The SBCL download page shows version 1.0.14 released today, and it's already in Portage (masked). The gentoo-lisp list says we got a new Lisp project lead recently. Looks like there's plenty of Lisp going on in the Gentoo world. Personally I am very pleased with the state of Lisp in Gentoo.
Sometimes I wonder what purpose this blog serves. One purpose I found for it today was looking back through my old entries, to see how things have changed over the past couple years. I very strongly believe in introspection for the purpose of refining beliefs to make them more accurately reflect reality. In other words, I know I'm probably wrong about a lot of crap and I really don't like the thought. It bugs me. So I'm always looking for ways to change my perspective on things, if it needs changing.
I first tried Lisp in August 2006, it seems. Some of what I said was somewhat amusing, and wrong. Quoth myself:
My prediction is that Ruby will end up being mostly a superset of Lisp except for a few areas Lisp is specifically targetted at.
Oops! In fact just the opposite is true. Common Lisp is easily a superset of Ruby in all the ways that matter, specifically meta-programming and the flexibility of the object system, to name a few.
Lisp is sadly just a subset of Ruby in terms of the amount of libraries available. Ruby has tons of people writing tons of code for it. But I am finding that Common Lisp actually has a LOT more libraries than you'd guess from a quick glance. The problem is that Common Lisp is so much less "mainstream" than most languages that you have to do some digging to find the libraries you need. Once you do find them, they tend to be of high quality and great utility, from my brief experience.
Then again, Ruby itself is a subset of Perl in this regard. There's a critical mass where you probably have "enough" libraries to get the job done. Perl+CPAN is probably over the top in this regard. Ruby is there. Common Lisp is pretty close.
I must admit, properly formatting Lisp seems confusing.

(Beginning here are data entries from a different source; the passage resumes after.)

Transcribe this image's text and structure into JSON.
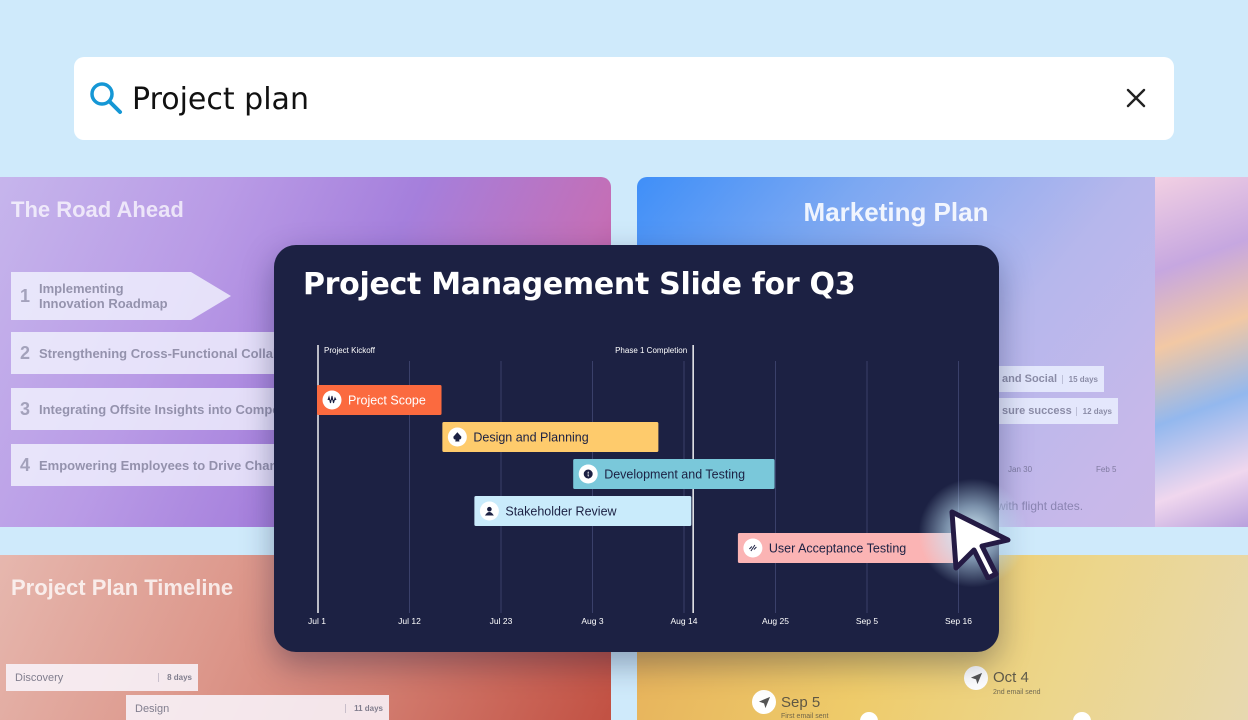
{
  "search": {
    "query": "Project plan"
  },
  "cards": {
    "road": {
      "title": "The Road Ahead",
      "items": [
        {
          "num": "1",
          "label": "Implementing Innovation Roadmap"
        },
        {
          "num": "2",
          "label": "Strengthening Cross-Functional Collab"
        },
        {
          "num": "3",
          "label": "Integrating Offsite Insights into Compo"
        },
        {
          "num": "4",
          "label": "Empowering Employees to Drive Chan"
        }
      ]
    },
    "marketing": {
      "title": "Marketing Plan",
      "rows": [
        {
          "label": "and Social",
          "duration": "15 days"
        },
        {
          "label": "sure success",
          "duration": "12 days"
        }
      ],
      "dates": [
        "Jan 30",
        "Feb 5"
      ],
      "note": "with flight dates."
    },
    "timeline": {
      "title": "Project Plan Timeline",
      "rows": [
        {
          "label": "Discovery",
          "duration": "8 days"
        },
        {
          "label": "Design",
          "duration": "11 days"
        }
      ]
    },
    "email": {
      "milestones": [
        {
          "date": "Sep 5",
          "sub": "First email sent"
        },
        {
          "date": "Oct 4",
          "sub": "2nd email send"
        }
      ]
    }
  },
  "slide": {
    "title": "Project Management Slide for Q3",
    "axis_labels": [
      "Jul 1",
      "Jul 12",
      "Jul 23",
      "Aug 3",
      "Aug 14",
      "Aug 25",
      "Sep 5",
      "Sep 16"
    ],
    "milestones": [
      {
        "label": "Project Kickoff",
        "at": 0
      },
      {
        "label": "Phase 1 Completion",
        "at": 4.1
      }
    ],
    "tasks": [
      {
        "label": "Project Scope",
        "start": 0,
        "end": 1.35,
        "color": "#fb6a3f",
        "text": "#ffffff",
        "icon": "waveform-icon"
      },
      {
        "label": "Design and Planning",
        "start": 1.37,
        "end": 3.72,
        "color": "#fecb6c",
        "text": "#1c2143",
        "icon": "spade-icon"
      },
      {
        "label": "Development and Testing",
        "start": 2.8,
        "end": 4.99,
        "color": "#7ac8da",
        "text": "#1c2143",
        "icon": "globe-icon"
      },
      {
        "label": "Stakeholder Review",
        "start": 1.72,
        "end": 4.08,
        "color": "#c9ebfb",
        "text": "#1c2143",
        "icon": "person-icon"
      },
      {
        "label": "User Acceptance Testing",
        "start": 4.6,
        "end": 7.0,
        "color": "#fbb4b4",
        "text": "#1c2143",
        "icon": "link-icon"
      }
    ],
    "colors": {
      "background": "#1c2143",
      "gridline": "#3a406a"
    }
  }
}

Yeah, I do remember indentation of Lisp code to be pretty confusing back then. In PCL Seibel talks about how "experienced Lispers" use indentation to tell them if something funky is going on with their parens. I realized today I actually do this too now (though I am not an "experienced Lisper").
LET forms look a certain way,
IF forms look a certain way, standard function calls look a certain way. You can tell immediately if something fishy is going on if the indentation is being screwy.
Actually I think people probably do this in most languages. If you've written any amount of Ruby, you know that eventually you often end up with 87
end's in a row, some closing if-then statements, some closing iterator blocks, some closing method definitions, some closing class definitions. If you type an
end in Vim and it launches all the way to column 1, but you weren't expecting it there, that can tell you that you have something wrong (an extra
But it's much more necessary in Lisp. It seems to me that it would be extremely difficult to write good Lisp code without an editor's help. There are way too many parens for a human to keep track of. That's not to say that Lisp requires a full-blown IDE just to make the language usable (*cough*Java*cough*). Lisp syntax is regular enough that it's REALLY EASY for an editor to very consistently help you keep your parens balanced. The rules are highly logical, simple, and surprisingly standard across the Lisp community (compared to the tabs vs. whitespace, 2 vs. 4 vs. 8 spaces, curly-braces-on-newlines-or-not sorts of wars you'll find in some other languages' communities). If you use paredit or something similar, keeping your parens balanced and indented nicely is a no-brainer.